━━━━━ EXTRACTED INFORMATION ━━━━━

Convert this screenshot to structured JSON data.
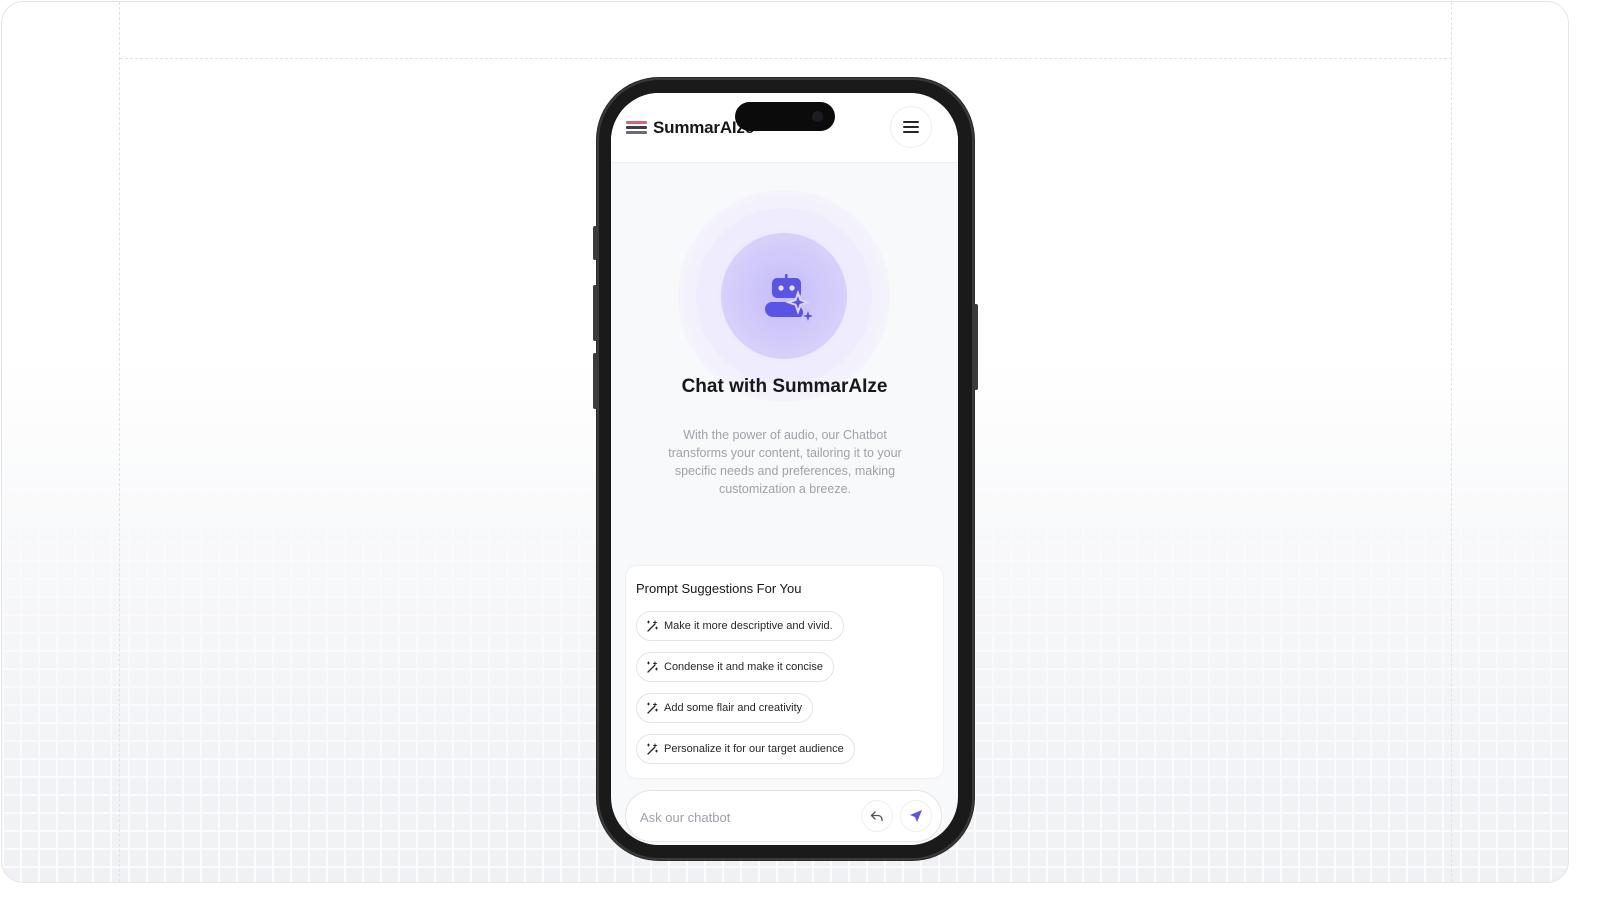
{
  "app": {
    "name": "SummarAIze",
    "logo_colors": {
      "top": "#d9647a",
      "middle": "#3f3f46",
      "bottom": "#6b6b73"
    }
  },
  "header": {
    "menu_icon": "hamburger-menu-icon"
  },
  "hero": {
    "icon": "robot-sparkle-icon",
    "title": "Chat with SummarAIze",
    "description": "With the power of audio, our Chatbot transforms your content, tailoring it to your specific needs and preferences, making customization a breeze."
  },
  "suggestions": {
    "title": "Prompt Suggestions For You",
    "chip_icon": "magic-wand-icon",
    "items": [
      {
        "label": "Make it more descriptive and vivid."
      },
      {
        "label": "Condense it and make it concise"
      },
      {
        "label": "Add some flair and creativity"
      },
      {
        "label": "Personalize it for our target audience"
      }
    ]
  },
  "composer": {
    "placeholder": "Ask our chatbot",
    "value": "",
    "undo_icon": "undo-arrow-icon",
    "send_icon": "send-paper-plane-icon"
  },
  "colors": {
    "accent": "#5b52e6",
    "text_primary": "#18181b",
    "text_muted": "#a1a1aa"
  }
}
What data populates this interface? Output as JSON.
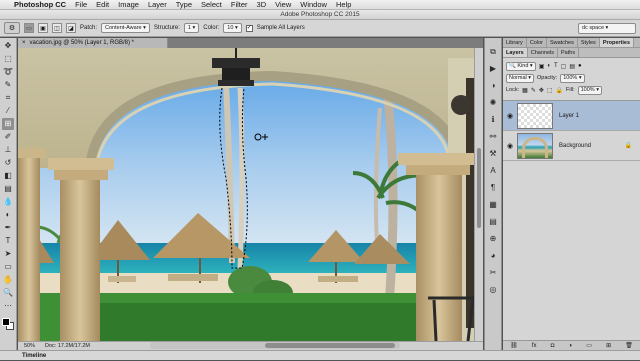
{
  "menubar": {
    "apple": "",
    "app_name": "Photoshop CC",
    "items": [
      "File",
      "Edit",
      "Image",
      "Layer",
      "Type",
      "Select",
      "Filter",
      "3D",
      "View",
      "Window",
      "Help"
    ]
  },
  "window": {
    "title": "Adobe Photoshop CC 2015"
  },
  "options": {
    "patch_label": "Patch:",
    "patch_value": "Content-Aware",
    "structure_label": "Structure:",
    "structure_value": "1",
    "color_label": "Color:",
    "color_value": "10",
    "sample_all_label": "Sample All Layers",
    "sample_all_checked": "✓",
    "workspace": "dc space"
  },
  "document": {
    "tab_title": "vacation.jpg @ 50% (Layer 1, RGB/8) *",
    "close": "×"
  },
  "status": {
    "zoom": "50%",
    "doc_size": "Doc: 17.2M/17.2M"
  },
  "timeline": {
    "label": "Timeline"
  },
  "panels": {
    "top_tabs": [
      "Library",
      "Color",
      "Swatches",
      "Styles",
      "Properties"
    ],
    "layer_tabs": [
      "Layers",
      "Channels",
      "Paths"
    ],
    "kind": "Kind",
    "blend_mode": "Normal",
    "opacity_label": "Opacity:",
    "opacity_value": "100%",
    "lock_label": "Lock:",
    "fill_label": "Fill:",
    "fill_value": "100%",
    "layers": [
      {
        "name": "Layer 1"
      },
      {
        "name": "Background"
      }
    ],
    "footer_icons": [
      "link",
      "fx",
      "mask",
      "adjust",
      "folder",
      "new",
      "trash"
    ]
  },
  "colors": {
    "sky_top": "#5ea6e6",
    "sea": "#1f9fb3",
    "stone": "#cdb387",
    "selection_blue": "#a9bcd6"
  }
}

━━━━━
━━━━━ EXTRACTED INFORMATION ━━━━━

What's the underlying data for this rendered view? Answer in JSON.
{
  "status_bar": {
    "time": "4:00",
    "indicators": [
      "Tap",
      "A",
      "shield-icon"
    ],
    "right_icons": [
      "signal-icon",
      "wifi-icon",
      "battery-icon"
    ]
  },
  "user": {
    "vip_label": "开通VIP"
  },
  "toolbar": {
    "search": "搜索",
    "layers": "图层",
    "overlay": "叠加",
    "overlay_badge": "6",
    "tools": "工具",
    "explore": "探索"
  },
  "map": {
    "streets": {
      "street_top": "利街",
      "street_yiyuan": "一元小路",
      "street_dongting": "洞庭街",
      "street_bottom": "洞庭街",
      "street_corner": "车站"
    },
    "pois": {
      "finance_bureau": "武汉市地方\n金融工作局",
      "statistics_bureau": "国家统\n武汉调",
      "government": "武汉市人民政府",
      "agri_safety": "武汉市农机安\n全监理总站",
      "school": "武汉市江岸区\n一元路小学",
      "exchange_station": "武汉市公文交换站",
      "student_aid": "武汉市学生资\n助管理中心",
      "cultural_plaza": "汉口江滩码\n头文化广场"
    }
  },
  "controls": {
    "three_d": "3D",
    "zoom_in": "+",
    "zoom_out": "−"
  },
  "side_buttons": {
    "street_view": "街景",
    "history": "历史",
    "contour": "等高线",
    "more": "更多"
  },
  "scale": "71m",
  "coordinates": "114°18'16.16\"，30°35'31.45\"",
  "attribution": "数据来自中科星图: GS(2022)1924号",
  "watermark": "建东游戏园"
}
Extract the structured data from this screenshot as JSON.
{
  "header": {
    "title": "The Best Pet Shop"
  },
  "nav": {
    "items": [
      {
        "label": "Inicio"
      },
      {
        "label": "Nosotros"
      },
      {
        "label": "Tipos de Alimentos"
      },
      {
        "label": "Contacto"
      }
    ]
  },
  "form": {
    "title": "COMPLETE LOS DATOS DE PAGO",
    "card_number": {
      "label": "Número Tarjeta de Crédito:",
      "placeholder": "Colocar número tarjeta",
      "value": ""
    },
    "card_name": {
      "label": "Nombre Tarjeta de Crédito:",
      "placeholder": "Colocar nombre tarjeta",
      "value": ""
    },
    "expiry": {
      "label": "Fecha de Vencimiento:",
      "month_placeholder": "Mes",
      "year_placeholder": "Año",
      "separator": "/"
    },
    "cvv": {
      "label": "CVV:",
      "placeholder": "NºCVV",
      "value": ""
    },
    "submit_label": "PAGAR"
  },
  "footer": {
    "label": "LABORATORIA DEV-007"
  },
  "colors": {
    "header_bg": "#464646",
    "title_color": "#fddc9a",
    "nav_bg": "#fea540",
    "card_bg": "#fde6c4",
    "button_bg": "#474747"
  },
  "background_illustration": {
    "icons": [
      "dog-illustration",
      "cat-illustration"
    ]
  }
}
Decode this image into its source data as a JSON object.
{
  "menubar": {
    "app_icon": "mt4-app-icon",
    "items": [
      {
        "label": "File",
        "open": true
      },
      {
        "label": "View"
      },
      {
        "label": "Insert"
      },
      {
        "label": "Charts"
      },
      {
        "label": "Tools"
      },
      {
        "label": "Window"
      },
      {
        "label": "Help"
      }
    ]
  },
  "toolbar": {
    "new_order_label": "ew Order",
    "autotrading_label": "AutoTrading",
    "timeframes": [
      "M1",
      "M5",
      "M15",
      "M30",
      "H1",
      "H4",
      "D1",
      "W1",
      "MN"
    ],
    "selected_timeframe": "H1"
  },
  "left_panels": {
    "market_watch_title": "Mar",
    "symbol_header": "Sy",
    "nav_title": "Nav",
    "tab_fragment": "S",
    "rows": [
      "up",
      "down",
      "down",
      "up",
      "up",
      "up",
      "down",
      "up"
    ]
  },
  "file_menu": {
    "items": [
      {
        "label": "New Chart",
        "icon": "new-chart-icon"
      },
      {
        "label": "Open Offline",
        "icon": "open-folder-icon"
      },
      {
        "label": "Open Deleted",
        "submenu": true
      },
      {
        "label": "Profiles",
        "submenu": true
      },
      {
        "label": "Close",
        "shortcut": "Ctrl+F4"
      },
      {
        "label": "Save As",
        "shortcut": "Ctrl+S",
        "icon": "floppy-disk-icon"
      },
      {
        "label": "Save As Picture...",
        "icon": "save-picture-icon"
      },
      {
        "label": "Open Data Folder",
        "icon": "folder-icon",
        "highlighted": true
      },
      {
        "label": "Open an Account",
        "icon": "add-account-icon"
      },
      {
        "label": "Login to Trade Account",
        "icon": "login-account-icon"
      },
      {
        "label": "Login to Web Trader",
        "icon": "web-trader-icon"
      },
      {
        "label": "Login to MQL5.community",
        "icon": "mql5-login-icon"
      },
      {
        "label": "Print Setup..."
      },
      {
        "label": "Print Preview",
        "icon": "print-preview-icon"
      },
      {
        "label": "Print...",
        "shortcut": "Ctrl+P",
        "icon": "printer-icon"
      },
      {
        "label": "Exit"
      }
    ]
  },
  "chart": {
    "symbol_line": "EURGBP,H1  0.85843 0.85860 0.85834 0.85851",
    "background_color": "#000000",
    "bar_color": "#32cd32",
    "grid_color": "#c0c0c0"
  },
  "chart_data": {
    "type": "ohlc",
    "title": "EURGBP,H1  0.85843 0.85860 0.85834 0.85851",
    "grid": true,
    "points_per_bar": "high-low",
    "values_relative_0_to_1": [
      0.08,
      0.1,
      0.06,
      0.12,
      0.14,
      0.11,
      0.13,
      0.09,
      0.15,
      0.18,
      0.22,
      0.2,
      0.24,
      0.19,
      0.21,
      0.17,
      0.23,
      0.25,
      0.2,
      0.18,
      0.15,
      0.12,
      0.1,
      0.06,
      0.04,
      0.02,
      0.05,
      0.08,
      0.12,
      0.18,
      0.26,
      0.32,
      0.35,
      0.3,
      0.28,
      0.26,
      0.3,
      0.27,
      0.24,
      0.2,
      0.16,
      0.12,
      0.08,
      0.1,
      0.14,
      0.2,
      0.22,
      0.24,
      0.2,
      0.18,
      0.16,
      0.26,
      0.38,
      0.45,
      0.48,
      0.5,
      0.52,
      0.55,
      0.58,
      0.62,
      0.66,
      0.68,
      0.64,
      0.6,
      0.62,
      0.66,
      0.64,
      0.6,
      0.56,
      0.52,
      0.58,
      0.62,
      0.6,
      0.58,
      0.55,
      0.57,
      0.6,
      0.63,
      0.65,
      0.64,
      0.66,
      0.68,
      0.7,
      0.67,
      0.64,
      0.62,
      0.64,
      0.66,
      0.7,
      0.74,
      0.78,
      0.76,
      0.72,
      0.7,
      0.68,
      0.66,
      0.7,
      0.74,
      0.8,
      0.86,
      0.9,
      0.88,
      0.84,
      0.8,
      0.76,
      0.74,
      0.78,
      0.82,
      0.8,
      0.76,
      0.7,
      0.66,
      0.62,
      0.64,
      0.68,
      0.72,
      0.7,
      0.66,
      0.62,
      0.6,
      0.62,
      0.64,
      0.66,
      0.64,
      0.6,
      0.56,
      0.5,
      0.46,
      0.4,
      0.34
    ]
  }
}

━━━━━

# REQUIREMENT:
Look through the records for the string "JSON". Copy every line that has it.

# EXERCISE SOLUTION:
Convert this screenshot to structured JSON data.
What data populates this interface? Output as JSON.
What's the underlying data for this rendered view? Answer in JSON.
Extract the structured data from this screenshot as JSON.
Decode this image into its source data as a JSON object.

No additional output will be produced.